Justice Edwin Cameron and members of the Big Voice London Project

‘I want to tell you a story about the law’. So began Justice Edwin Cameron’s speech at the event ‘Equality and the Law’, organized by Big Voice London and the Commonwealth in England Barrister’s Association, and chaired by Ingrid Simler QC.

The event featured three judges from different jurisdictions: Justice Edwin Cameron of the Constitutional Court of South Africa, Lord Kerr of the Supreme Court and Justice Taffassee Yirga of the Federal Court of Ethiopia. Each spoke of their own experience of the link between equality and the law.

There were recurring themes through all three speeches: the difficulty of ensuring that equality and legal access enshrined in law is enforced in practice, and the challenge of ensuring access to justice in the face of budgetary constraints.

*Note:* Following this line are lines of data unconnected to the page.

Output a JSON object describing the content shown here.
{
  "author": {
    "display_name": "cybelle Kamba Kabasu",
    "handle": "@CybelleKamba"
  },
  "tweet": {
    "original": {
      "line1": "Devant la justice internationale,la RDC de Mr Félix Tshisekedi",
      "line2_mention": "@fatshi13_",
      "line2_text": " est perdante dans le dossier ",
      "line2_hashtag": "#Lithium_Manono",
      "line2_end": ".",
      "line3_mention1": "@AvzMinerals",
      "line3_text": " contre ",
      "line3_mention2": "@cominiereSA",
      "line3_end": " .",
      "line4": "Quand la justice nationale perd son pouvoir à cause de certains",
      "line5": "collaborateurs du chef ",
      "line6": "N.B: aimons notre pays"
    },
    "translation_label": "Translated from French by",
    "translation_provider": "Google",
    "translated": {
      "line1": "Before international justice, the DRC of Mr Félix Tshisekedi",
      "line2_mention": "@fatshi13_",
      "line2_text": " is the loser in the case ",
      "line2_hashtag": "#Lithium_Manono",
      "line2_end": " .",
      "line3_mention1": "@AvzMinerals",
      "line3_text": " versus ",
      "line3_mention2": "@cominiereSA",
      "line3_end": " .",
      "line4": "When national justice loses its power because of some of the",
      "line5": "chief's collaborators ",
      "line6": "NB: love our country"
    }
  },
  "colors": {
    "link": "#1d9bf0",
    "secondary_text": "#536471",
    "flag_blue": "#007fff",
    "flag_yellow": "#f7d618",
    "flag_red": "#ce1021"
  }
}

Justice Cameron’s account of law in South Africa raised fascinating questions as to how a country can use the rule of law to support an entirely unlawful system of government. In reaction to this, following the end of apartheid equality and diversity have become the watchwords of the South African Constitution. It is the first written constitution to protect sexual orientation, an issue of particular relevance to Justice Cameron who one of the few openly gay holders of public office in South Africa, and also protects diversity of language.

However, Cameron recognized that enshrining equality in legal principle is often only the starting point in ensuring equality in practice. The challenges to equality often lie in non-legal inbuilt social prejudices. Cameron made it clear that while the law can used as a framework upon which to build an equal society, genuine equality is a result of more subtle social changes.

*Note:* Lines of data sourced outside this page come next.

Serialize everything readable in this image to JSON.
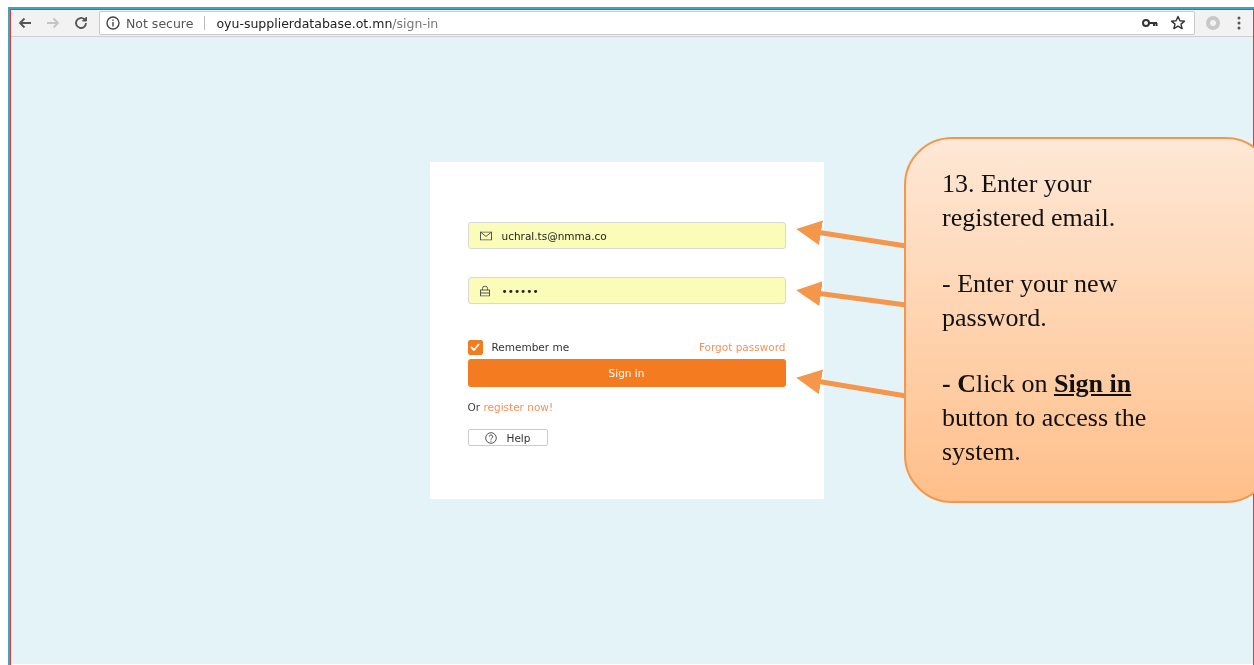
{
  "browser": {
    "nav_buttons": [
      {
        "kind": "back",
        "disabled": false
      },
      {
        "kind": "forward",
        "disabled": true
      },
      {
        "kind": "reload",
        "disabled": false
      }
    ],
    "address_bar": {
      "security": "Not secure",
      "url_host": "oyu-supplierdatabase.ot.mn",
      "url_path": "/sign-in"
    }
  },
  "login_form": {
    "email": {
      "value": "uchral.ts@nmma.co"
    },
    "password": {
      "value": "••••••"
    },
    "remember_me": {
      "label": "Remember me",
      "checked": true
    },
    "forgot_password": "Forgot password",
    "sign_in_button": "Sign in",
    "register_prefix": "Or",
    "register_link": "register now!",
    "help_button": "Help"
  },
  "callout": {
    "paragraphs": [
      "13. Enter your registered email.",
      "- Enter your new password.",
      "**- C**lick on **Sign in** button to access the system."
    ]
  }
}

The difficulty of ensuring legislative principle is enforced in practice was also referred to by Lord Kerr and Justice Yirga. Lord Kerr spoke of his experience growing up in Northern Ireland and the importance of legislation ensuring equal access to education and the prevention of discrimination on the grounds of religion in employment. He argued that peace, however, is unlikely to be achieved in Northern Ireland without fully integrated education. Justice Yirga explicitly highlighted the challenge of corruption in Ethiopia to legal access and equality. While all people are treated equally before the law a lack of financial resources means that laws cannot always be implemented or enforced.

Inevitably, the question of legal diversity was also discussed, and the lack of female judges and those from black, minority and ethnic groups on the bench. Quotas have been suggested, but Lord Kerr was reluctant to embrace them as a solution, referring to them as the ‘nuclear option’.

While it is clear that quotas carry risks of perceptions of tokenism, it is also clear that the judiciary cannot wait much longer for the long anticipated ‘trickle up effect’, as increasing numbers of female lawyers take seats upon the bench, to come to fruition.

The inherent value of events that bring together experts from disparate jurisdictions is in highlighting what can be learnt from each other. South Africa has a highly successful training scheme for female judicial candidates, which could be a transferable model. Comparison also highlights that the United Kingdom has reason to be grateful in some respects. Neither Ethiopia or South Africa have such a widespread legal aid scheme, and while the UK may face cuts Lord Kerr predicted that this may well result in challenges being bought by litigants asserting their right to indispensable legal representation.

What was clear in all three speeches was the enthusiasm and faith that all speakers had in the power of law, despite its limitations, to help achieve and promote genuine social change. As Justice Cameron stated ‘what an extraordinary idea the law is, principles and standards that can be checked by everyone.’